■ **MATERIAL FOR THE TASK**
-- Opening Marker --
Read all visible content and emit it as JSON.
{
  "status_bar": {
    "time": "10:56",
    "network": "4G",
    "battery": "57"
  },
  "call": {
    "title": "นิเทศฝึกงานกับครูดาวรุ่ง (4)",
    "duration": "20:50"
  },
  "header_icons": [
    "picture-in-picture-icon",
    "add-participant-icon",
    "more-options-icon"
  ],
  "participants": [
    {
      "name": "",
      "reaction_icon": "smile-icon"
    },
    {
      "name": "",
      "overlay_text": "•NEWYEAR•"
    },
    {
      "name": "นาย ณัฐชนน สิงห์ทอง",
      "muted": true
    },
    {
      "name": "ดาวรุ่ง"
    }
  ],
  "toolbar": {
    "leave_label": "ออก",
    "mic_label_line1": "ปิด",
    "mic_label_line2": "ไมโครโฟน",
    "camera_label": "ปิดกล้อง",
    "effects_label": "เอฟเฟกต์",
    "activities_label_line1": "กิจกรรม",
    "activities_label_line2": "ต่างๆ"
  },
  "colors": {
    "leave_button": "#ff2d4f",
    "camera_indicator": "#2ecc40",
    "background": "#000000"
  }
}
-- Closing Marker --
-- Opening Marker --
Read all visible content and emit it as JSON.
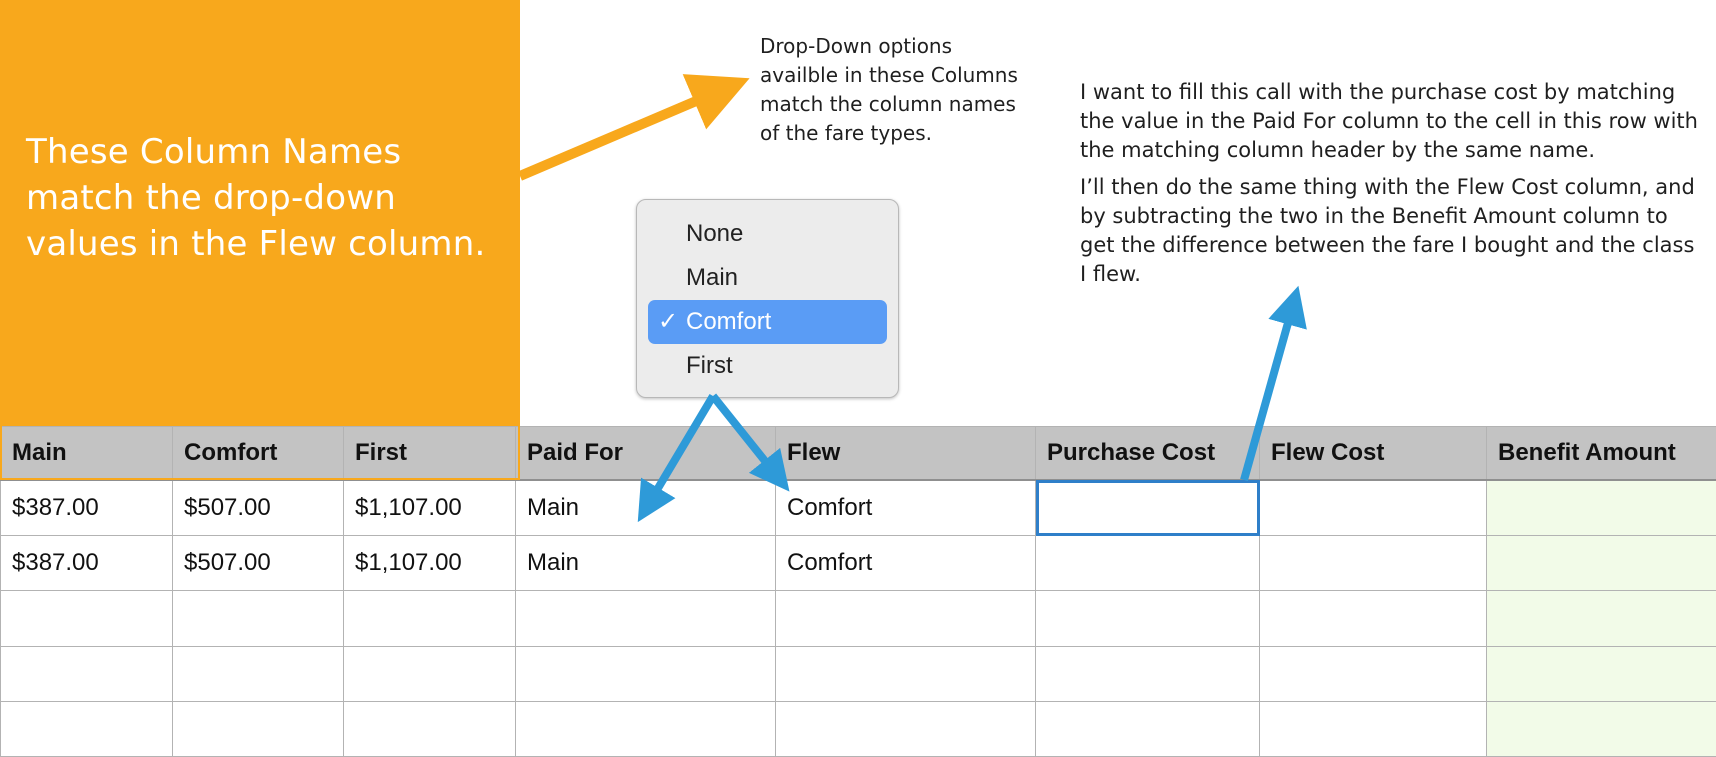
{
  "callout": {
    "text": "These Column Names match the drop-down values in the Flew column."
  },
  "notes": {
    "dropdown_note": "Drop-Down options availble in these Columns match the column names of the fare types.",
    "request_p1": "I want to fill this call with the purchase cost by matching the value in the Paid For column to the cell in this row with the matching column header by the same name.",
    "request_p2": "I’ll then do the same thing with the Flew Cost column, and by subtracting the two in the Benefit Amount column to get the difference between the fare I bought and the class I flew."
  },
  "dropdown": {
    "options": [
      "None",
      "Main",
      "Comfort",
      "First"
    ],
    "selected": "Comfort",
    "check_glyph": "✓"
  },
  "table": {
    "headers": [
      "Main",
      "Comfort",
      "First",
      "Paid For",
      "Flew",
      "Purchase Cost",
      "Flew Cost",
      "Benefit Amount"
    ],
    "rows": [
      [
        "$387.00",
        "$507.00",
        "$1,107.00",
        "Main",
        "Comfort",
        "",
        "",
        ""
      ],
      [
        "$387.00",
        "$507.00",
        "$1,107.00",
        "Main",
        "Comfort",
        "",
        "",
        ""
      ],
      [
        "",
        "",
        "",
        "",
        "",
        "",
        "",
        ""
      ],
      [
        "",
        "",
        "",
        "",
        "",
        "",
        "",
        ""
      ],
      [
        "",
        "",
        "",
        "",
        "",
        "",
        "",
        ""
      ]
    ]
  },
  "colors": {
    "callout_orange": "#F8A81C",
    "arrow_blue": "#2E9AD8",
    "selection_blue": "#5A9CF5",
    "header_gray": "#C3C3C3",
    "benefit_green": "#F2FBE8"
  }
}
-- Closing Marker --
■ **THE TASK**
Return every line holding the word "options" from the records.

■ **SOLUTION FOR THIS TASK**
    "more-options-icon"
    "dropdown_note": "Drop-Down options availble in these Columns match the column names of the fare types.",
    "options": [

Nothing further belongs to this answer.